Attempts have been made to avoid using wall grids by having two or more rows of plain pipe grids on the roof. In terms of cold store quality, this is an inferior arrangement and also makes defrosting more difficult than when a single row only is used. Cooling grids together with any protective lining take up a good deal of space in a store but some of the space would normally be kept free as clearance around the produce.
As in some modern stores on shore, unit coolers may be used and they can be located outside the main storage area, for easier defrosting, and the cold air circulated uniformly within the room.
Handling frozen fish is obviously different from handling iced fish and cannot be unloaded in the same manner.
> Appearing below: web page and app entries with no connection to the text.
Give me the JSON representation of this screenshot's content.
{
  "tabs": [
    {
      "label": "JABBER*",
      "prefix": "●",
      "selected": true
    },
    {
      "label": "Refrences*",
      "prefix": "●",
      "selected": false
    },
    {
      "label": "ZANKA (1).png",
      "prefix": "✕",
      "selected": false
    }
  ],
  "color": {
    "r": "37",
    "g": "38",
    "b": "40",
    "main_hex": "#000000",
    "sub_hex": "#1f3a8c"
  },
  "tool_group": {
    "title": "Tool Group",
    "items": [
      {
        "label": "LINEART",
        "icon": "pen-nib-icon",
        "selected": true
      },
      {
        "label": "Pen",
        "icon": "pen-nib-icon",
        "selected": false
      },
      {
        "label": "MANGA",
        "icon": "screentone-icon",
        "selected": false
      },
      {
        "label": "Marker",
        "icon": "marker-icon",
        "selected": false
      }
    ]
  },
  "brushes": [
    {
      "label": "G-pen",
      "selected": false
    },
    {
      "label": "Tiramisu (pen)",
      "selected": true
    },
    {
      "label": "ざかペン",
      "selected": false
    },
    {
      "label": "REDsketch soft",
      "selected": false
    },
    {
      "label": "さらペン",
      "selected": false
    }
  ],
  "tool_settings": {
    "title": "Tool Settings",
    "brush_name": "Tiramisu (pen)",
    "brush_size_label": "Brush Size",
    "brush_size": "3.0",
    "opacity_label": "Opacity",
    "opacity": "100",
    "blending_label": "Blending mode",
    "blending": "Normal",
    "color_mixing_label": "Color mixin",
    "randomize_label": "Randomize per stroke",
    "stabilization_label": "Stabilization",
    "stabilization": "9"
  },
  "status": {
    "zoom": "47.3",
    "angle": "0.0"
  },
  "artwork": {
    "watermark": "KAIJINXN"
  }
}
Any unloading system should handle the fish quickly between the vessel's cold store and the cold store on shore. Delays at this stage, particularly in warm climates, can result in partial thawing of the fish with a resultant loss in product quality.
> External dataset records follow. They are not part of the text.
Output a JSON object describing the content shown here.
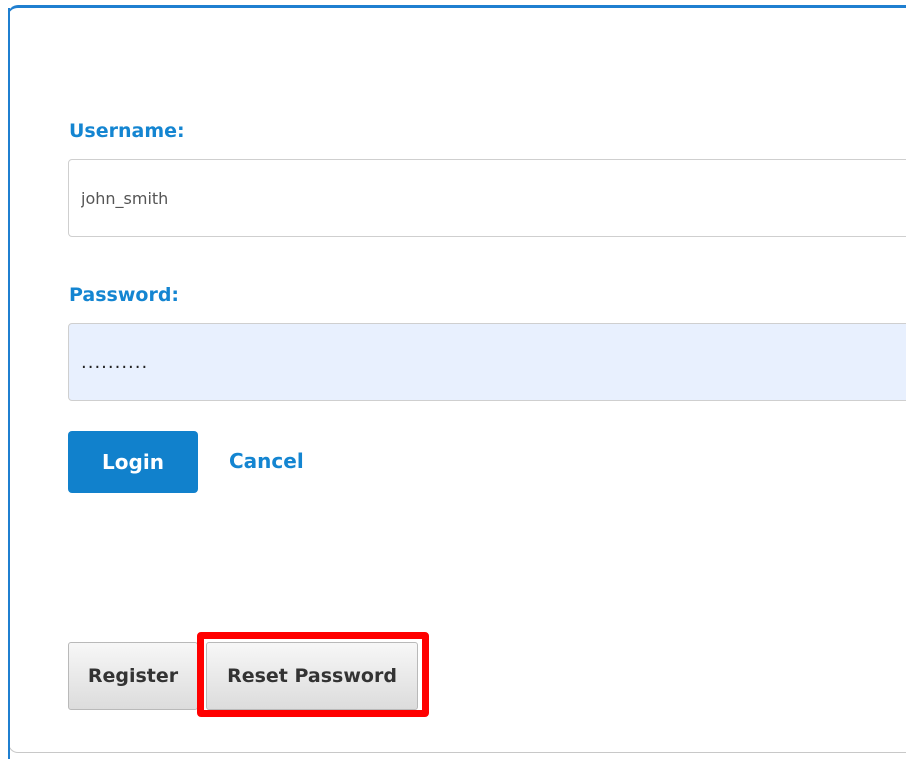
{
  "form": {
    "username_label": "Username:",
    "username_value": "john_smith",
    "password_label": "Password:",
    "password_value": "..........",
    "login_label": "Login",
    "cancel_label": "Cancel"
  },
  "footer": {
    "register_label": "Register",
    "reset_password_label": "Reset Password"
  },
  "colors": {
    "accent": "#1485d1",
    "login_button": "#1181cc",
    "password_field_bg": "#e8f0fe",
    "highlight": "#ff0000"
  }
}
There should be no delays on the quayside and any grading of the frozen fish according to species or size should be left until the produce is in the cold store or a least under cover. Ideally, cold stores should be adjacent to the landing place and fish can then be moved quickly, preferably by conveyor, into cold storage. Alternatively, if the store is reasonably near to the quay, unrefrigerated vehicles may be used for transporting the fish provided there are no delays. Vehicles however, should be of the enclosed type and they should be loaded under a canopy so that fish are not exposed to direct sunlight. Large capacity vehicles should not be used since extended loading times will result in a good deal of heat being added to the fish. Even when smaller vehicles are used, if delays are unavoidable the vehicle should be despatched to the coldstore with a partial load rather than wait to be fully loaded. In some countries, labour may be relatively cheap and mechanical handling may be considered an expensive luxury. In these cases, it may therefore be more economic and quicker to manhandle the fish. The rate of unloading of frozen fish from a vessel will depend on the size of blocks or packages or the containers used for loose fish. It will also depend on the facilities provided on the vessel, such as number and size of hatches and also the degree of accessibility and hence the number of men that can be employed at one time. With a mechanical unloading system and a skilled crew, unloading rates of 1 to 1.5 t/man hour can be achieved. Mobile cranes and ship's derricks have also been used to unload frozen fish into enclosed containers in the hold which are then transferred to the quayside. This operation should ensure that there is no delay on the quayside in order to transfer and sort fish. Storing the fish in containers in the ship's hold has been suggested but unless the vessel is specially designed for this purpose, up to 30 per cent of the available storage space could be lost due to the presence of the pallets and the need for squaring off the hold. This would mean that a fishhold capable of storing 600t of unpalleted frozen fish in open storage would only be able to hold 400t if the fish were graded and stored in containers. Only if a freezer vessel reached the proportions of a cargo ship would palletization be achieved without a significant loss since a vessel of that size would have parallel sides for a good length of the hold. The stowage rates given in Table 26 give some guidance for calculating the likely hold capacity.